• [BRIEF]: Copy out every line of the data exactly.

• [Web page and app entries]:
++++++++

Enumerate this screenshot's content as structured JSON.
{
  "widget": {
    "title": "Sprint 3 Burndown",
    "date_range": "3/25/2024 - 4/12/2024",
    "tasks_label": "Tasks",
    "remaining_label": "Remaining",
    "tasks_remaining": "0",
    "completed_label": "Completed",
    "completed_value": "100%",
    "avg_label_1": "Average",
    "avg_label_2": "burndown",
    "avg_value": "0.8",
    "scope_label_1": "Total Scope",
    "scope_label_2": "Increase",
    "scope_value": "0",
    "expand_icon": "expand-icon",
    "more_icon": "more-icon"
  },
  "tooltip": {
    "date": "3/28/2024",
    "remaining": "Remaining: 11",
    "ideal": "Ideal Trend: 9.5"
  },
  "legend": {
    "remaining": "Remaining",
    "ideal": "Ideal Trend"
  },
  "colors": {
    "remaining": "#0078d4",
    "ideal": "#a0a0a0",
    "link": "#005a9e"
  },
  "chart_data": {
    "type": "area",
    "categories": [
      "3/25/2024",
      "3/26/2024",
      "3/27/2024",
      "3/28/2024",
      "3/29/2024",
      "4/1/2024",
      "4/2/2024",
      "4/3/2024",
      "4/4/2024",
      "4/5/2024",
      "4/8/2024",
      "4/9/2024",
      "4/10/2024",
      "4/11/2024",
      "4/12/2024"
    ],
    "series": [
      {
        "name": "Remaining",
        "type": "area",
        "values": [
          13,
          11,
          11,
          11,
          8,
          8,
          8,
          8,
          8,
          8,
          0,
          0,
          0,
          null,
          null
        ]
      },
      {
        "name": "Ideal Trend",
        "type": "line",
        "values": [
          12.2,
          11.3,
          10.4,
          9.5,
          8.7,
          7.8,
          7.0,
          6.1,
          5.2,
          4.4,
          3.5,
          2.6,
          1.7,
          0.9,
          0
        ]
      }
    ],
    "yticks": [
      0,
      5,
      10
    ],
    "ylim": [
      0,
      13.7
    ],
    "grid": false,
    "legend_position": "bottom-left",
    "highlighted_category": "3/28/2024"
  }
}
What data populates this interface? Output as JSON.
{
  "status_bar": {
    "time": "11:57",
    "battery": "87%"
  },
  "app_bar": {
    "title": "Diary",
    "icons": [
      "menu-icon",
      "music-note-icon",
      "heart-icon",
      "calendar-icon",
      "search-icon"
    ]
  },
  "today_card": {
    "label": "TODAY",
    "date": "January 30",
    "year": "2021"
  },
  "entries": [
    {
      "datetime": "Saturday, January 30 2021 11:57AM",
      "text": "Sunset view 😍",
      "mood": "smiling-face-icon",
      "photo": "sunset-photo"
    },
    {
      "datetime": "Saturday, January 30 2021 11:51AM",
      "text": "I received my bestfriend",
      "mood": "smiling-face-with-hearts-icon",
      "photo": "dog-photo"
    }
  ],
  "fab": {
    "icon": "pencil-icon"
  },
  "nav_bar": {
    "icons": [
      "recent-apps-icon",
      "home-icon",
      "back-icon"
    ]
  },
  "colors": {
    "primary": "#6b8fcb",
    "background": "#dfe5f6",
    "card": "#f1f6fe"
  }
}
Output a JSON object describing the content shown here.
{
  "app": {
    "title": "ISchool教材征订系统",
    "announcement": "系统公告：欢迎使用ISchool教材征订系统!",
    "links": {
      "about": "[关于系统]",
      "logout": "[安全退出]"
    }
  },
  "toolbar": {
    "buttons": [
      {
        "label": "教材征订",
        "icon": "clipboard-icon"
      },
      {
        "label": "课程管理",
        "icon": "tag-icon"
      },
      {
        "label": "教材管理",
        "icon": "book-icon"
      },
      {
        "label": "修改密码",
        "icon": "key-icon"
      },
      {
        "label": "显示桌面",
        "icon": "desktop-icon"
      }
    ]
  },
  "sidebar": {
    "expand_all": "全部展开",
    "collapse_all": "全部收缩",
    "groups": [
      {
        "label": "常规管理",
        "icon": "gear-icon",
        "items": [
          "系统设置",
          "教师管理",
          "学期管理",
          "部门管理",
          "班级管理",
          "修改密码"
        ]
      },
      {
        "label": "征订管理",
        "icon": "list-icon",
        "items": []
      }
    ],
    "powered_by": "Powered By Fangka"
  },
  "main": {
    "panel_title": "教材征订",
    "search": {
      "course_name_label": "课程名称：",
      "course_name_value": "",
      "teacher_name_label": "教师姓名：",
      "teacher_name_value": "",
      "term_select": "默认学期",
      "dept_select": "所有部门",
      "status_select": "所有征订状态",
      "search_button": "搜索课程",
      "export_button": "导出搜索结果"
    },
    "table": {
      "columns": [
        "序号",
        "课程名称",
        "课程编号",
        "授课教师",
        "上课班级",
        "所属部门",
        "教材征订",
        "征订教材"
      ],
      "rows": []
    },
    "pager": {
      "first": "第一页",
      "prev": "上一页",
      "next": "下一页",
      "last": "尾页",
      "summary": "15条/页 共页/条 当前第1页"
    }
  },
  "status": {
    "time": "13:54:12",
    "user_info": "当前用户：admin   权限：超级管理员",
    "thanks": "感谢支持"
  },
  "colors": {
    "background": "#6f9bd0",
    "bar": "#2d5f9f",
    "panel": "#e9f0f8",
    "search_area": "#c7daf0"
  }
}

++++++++

• [ANSWER SECTION]:
Enumerate this screenshot's content as structured JSON.
{
  "widget": {
    "title": "Sprint 3 Burndown",
    "date_range": "3/25/2024 - 4/12/2024",
    "tasks_label": "Tasks",
    "remaining_label": "Remaining",
    "tasks_remaining": "0",
    "completed_label": "Completed",
    "completed_value": "100%",
    "avg_label_1": "Average",
    "avg_label_2": "burndown",
    "avg_value": "0.8",
    "scope_label_1": "Total Scope",
    "scope_label_2": "Increase",
    "scope_value": "0",
    "expand_icon": "expand-icon",
    "more_icon": "more-icon"
  },
  "tooltip": {
    "date": "3/28/2024",
    "remaining": "Remaining: 11",
    "ideal": "Ideal Trend: 9.5"
  },
  "legend": {
    "remaining": "Remaining",
    "ideal": "Ideal Trend"
  },
  "colors": {
    "remaining": "#0078d4",
    "ideal": "#a0a0a0",
    "link": "#005a9e"
  },
  "chart_data": {
    "type": "area",
    "categories": [
      "3/25/2024",
      "3/26/2024",
      "3/27/2024",
      "3/28/2024",
      "3/29/2024",
      "4/1/2024",
      "4/2/2024",
      "4/3/2024",
      "4/4/2024",
      "4/5/2024",
      "4/8/2024",
      "4/9/2024",
      "4/10/2024",
      "4/11/2024",
      "4/12/2024"
    ],
    "series": [
      {
        "name": "Remaining",
        "type": "area",
        "values": [
          13,
          11,
          11,
          11,
          8,
          8,
          8,
          8,
          8,
          8,
          0,
          0,
          0,
          null,
          null
        ]
      },
      {
        "name": "Ideal Trend",
        "type": "line",
        "values": [
          12.2,
          11.3,
          10.4,
          9.5,
          8.7,
          7.8,
          7.0,
          6.1,
          5.2,
          4.4,
          3.5,
          2.6,
          1.7,
          0.9,
          0
        ]
      }
    ],
    "yticks": [
      0,
      5,
      10
    ],
    "ylim": [
      0,
      13.7
    ],
    "grid": false,
    "legend_position": "bottom-left",
    "highlighted_category": "3/28/2024"
  }
}
What data populates this interface? Output as JSON.
{
  "status_bar": {
    "time": "11:57",
    "battery": "87%"
  },
  "app_bar": {
    "title": "Diary",
    "icons": [
      "menu-icon",
      "music-note-icon",
      "heart-icon",
      "calendar-icon",
      "search-icon"
    ]
  },
  "today_card": {
    "label": "TODAY",
    "date": "January 30",
    "year": "2021"
  },
  "entries": [
    {
      "datetime": "Saturday, January 30 2021 11:57AM",
      "text": "Sunset view 😍",
      "mood": "smiling-face-icon",
      "photo": "sunset-photo"
    },
    {
      "datetime": "Saturday, January 30 2021 11:51AM",
      "text": "I received my bestfriend",
      "mood": "smiling-face-with-hearts-icon",
      "photo": "dog-photo"
    }
  ],
  "fab": {
    "icon": "pencil-icon"
  },
  "nav_bar": {
    "icons": [
      "recent-apps-icon",
      "home-icon",
      "back-icon"
    ]
  },
  "colors": {
    "primary": "#6b8fcb",
    "background": "#dfe5f6",
    "card": "#f1f6fe"
  }
}
Output a JSON object describing the content shown here.
{
  "app": {
    "title": "ISchool教材征订系统",
    "announcement": "系统公告：欢迎使用ISchool教材征订系统!",
    "links": {
      "about": "[关于系统]",
      "logout": "[安全退出]"
    }
  },
  "toolbar": {
    "buttons": [
      {
        "label": "教材征订",
        "icon": "clipboard-icon"
      },
      {
        "label": "课程管理",
        "icon": "tag-icon"
      },
      {
        "label": "教材管理",
        "icon": "book-icon"
      },
      {
        "label": "修改密码",
        "icon": "key-icon"
      },
      {
        "label": "显示桌面",
        "icon": "desktop-icon"
      }
    ]
  },
  "sidebar": {
    "expand_all": "全部展开",
    "collapse_all": "全部收缩",
    "groups": [
      {
        "label": "常规管理",
        "icon": "gear-icon",
        "items": [
          "系统设置",
          "教师管理",
          "学期管理",
          "部门管理",
          "班级管理",
          "修改密码"
        ]
      },
      {
        "label": "征订管理",
        "icon": "list-icon",
        "items": []
      }
    ],
    "powered_by": "Powered By Fangka"
  },
  "main": {
    "panel_title": "教材征订",
    "search": {
      "course_name_label": "课程名称：",
      "course_name_value": "",
      "teacher_name_label": "教师姓名：",
      "teacher_name_value": "",
      "term_select": "默认学期",
      "dept_select": "所有部门",
      "status_select": "所有征订状态",
      "search_button": "搜索课程",
      "export_button": "导出搜索结果"
    },
    "table": {
      "columns": [
        "序号",
        "课程名称",
        "课程编号",
        "授课教师",
        "上课班级",
        "所属部门",
        "教材征订",
        "征订教材"
      ],
      "rows": []
    },
    "pager": {
      "first": "第一页",
      "prev": "上一页",
      "next": "下一页",
      "last": "尾页",
      "summary": "15条/页 共页/条 当前第1页"
    }
  },
  "status": {
    "time": "13:54:12",
    "user_info": "当前用户：admin   权限：超级管理员",
    "thanks": "感谢支持"
  },
  "colors": {
    "background": "#6f9bd0",
    "bar": "#2d5f9f",
    "panel": "#e9f0f8",
    "search_area": "#c7daf0"
  }
}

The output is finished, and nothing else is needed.